Your answer should be the records below, written out exactly.

--- PROVIDED RECORDS Enclosed Below ---

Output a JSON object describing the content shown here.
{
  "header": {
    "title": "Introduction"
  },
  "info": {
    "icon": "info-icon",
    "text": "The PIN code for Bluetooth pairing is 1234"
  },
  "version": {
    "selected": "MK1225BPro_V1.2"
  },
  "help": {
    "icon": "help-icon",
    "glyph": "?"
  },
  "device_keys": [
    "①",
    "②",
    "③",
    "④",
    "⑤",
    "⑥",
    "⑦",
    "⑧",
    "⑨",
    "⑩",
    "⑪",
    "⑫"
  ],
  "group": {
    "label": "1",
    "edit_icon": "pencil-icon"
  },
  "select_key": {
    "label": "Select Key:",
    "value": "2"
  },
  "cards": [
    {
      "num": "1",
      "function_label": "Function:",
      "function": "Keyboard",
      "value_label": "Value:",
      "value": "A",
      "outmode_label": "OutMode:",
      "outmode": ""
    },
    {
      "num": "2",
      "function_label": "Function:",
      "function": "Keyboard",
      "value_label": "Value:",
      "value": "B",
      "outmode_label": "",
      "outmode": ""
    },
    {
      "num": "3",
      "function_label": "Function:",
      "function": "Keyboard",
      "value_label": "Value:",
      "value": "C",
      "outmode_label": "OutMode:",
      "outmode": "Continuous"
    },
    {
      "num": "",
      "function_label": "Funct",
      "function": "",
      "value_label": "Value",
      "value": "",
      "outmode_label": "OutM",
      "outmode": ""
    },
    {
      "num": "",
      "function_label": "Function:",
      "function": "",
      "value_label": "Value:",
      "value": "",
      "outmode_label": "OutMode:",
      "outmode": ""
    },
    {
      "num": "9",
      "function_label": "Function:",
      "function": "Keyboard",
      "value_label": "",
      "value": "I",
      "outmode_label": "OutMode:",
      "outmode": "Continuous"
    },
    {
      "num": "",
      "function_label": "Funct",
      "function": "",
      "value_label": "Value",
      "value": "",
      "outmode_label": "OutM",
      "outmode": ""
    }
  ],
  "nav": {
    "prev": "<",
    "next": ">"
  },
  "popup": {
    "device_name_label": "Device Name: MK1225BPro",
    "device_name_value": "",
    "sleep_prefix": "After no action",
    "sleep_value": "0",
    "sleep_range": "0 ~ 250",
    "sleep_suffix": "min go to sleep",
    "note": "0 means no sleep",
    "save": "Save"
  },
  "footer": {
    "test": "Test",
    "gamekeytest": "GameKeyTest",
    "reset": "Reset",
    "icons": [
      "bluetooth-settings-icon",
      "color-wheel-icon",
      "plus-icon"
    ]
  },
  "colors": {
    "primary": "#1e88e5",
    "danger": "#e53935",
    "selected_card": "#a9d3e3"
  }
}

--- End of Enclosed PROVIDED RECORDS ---

RESULT OF THE TASK:
Output a JSON object describing the content shown here.
{
  "header": {
    "title": "Introduction"
  },
  "info": {
    "icon": "info-icon",
    "text": "The PIN code for Bluetooth pairing is 1234"
  },
  "version": {
    "selected": "MK1225BPro_V1.2"
  },
  "help": {
    "icon": "help-icon",
    "glyph": "?"
  },
  "device_keys": [
    "①",
    "②",
    "③",
    "④",
    "⑤",
    "⑥",
    "⑦",
    "⑧",
    "⑨",
    "⑩",
    "⑪",
    "⑫"
  ],
  "group": {
    "label": "1",
    "edit_icon": "pencil-icon"
  },
  "select_key": {
    "label": "Select Key:",
    "value": "2"
  },
  "cards": [
    {
      "num": "1",
      "function_label": "Function:",
      "function": "Keyboard",
      "value_label": "Value:",
      "value": "A",
      "outmode_label": "OutMode:",
      "outmode": ""
    },
    {
      "num": "2",
      "function_label": "Function:",
      "function": "Keyboard",
      "value_label": "Value:",
      "value": "B",
      "outmode_label": "",
      "outmode": ""
    },
    {
      "num": "3",
      "function_label": "Function:",
      "function": "Keyboard",
      "value_label": "Value:",
      "value": "C",
      "outmode_label": "OutMode:",
      "outmode": "Continuous"
    },
    {
      "num": "",
      "function_label": "Funct",
      "function": "",
      "value_label": "Value",
      "value": "",
      "outmode_label": "OutM",
      "outmode": ""
    },
    {
      "num": "",
      "function_label": "Function:",
      "function": "",
      "value_label": "Value:",
      "value": "",
      "outmode_label": "OutMode:",
      "outmode": ""
    },
    {
      "num": "9",
      "function_label": "Function:",
      "function": "Keyboard",
      "value_label": "",
      "value": "I",
      "outmode_label": "OutMode:",
      "outmode": "Continuous"
    },
    {
      "num": "",
      "function_label": "Funct",
      "function": "",
      "value_label": "Value",
      "value": "",
      "outmode_label": "OutM",
      "outmode": ""
    }
  ],
  "nav": {
    "prev": "<",
    "next": ">"
  },
  "popup": {
    "device_name_label": "Device Name: MK1225BPro",
    "device_name_value": "",
    "sleep_prefix": "After no action",
    "sleep_value": "0",
    "sleep_range": "0 ~ 250",
    "sleep_suffix": "min go to sleep",
    "note": "0 means no sleep",
    "save": "Save"
  },
  "footer": {
    "test": "Test",
    "gamekeytest": "GameKeyTest",
    "reset": "Reset",
    "icons": [
      "bluetooth-settings-icon",
      "color-wheel-icon",
      "plus-icon"
    ]
  },
  "colors": {
    "primary": "#1e88e5",
    "danger": "#e53935",
    "selected_card": "#a9d3e3"
  }
}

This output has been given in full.